Taiwan on Sunday urged China to learn a lesson from the 1989 crackdown on Tiananmen Square democracy protests and press for political and human rights reforms to accompany its opening up.
In his inaugural speech last month, Taiwanese President Ma Ying-jeou called on China to narrow the gap with the democratic Taiwan by allowing its people to have a greater say in politics and improving its human rights record.
Taiwan’s China policy decision-making body renewed this appeal on the eve of the 23rd anniversary of China’s brutal crackdown on the democracy protests in Beijing, during which hundreds, if not thousands of peaceful protestors were killed.
“The Chinese mainland should sincerely face the historical event and accordingly learn a human rights lesson from it and press for political reforms on top of the present open-up reform basis,” the Mainland Affairs Council said in a statement.
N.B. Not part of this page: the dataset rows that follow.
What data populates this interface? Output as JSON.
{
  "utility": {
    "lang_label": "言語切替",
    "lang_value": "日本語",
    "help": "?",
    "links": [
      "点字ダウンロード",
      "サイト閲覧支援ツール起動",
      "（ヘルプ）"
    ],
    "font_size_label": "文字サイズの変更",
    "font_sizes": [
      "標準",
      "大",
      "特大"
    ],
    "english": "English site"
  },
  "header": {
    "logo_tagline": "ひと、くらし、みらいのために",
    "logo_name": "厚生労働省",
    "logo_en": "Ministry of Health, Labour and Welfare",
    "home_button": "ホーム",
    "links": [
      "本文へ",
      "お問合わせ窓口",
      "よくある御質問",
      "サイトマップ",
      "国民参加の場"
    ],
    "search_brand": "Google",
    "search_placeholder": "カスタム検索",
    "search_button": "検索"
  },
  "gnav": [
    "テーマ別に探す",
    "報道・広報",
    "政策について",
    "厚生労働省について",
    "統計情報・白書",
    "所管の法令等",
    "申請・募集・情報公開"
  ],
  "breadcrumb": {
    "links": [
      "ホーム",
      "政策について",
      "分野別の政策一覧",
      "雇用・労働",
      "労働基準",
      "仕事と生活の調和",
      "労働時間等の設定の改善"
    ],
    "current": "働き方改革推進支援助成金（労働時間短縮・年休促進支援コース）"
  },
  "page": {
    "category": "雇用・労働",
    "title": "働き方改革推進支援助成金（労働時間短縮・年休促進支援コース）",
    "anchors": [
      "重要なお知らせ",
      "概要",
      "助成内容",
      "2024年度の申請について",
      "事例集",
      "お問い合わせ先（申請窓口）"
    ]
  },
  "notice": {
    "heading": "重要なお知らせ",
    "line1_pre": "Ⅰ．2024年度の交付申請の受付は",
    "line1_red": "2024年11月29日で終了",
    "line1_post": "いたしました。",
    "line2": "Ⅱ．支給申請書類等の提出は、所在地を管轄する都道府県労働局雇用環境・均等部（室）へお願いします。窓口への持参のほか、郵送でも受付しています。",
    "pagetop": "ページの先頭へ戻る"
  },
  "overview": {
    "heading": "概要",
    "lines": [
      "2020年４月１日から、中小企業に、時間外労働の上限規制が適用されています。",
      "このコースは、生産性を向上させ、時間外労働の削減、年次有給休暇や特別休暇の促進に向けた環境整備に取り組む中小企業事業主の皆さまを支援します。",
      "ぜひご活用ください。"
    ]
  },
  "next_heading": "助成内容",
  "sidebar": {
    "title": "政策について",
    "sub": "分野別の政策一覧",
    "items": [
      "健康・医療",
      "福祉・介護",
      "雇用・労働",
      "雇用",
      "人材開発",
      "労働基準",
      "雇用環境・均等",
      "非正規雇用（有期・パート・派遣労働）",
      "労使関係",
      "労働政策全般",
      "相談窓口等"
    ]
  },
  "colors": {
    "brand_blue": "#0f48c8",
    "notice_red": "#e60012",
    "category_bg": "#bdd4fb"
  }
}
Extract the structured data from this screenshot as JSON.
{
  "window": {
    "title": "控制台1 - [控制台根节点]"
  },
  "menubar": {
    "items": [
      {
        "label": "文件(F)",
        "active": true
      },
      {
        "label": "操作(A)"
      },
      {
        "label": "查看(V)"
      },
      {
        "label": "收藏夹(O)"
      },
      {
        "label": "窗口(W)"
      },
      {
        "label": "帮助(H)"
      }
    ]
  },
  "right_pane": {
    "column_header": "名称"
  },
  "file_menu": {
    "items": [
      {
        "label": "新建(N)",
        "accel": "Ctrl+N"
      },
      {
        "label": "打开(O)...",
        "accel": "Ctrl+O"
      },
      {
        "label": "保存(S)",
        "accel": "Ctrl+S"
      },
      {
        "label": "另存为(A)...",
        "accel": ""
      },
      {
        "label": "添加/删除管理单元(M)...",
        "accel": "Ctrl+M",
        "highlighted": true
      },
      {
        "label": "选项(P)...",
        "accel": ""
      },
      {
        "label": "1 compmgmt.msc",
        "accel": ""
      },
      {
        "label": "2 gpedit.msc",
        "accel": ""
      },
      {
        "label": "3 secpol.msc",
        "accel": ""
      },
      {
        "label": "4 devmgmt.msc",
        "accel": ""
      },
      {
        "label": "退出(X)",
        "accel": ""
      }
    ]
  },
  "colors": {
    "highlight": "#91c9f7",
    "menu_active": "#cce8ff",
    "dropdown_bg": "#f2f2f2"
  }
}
“Reevaluation of the ‘Tiananmen Incident’ would be considered a critical index to measure the political institutional reforms to be launched by the mainland.”
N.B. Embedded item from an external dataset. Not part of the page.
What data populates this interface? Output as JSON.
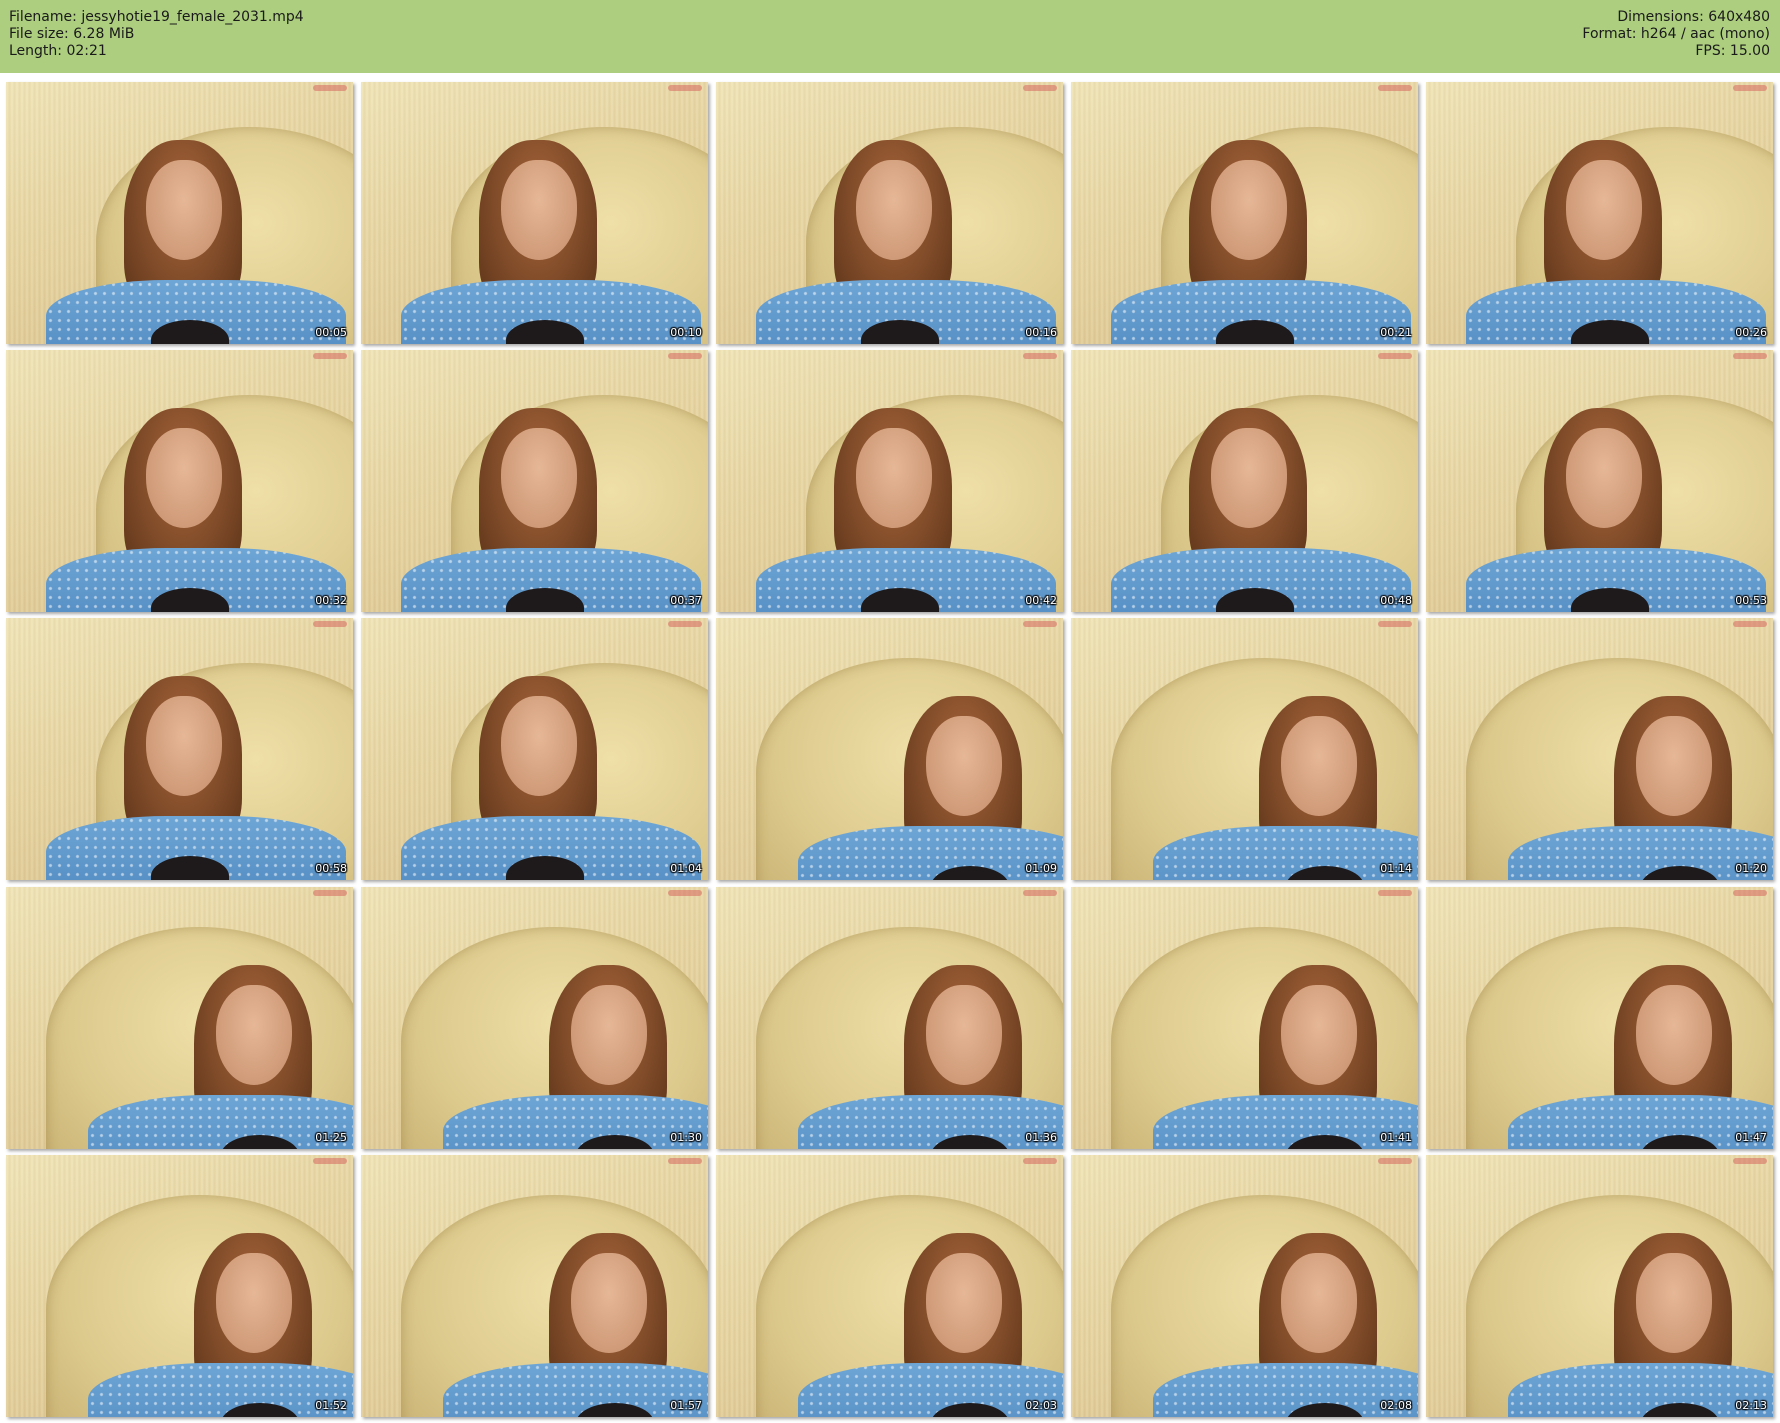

Public surveys in Taiwan have indicated that despite ever closer economic ties with the mainland, an increasing number of Taiwanese people are against the scenario of the island reunifying with the mainland, citing authoritarian rule in China as a key reason.
Beijing still considers the Tiananmen incident a “counter revolutionary rebellion” and has refused to acknowledge any wrongdoing or consider compensation for those killed.
China still regards Taiwan as part of its territory awaiting reunification, by force if necessary, even though the island has ruled itself for more than six decades since the two sides split in 1949 at the end of a civil war.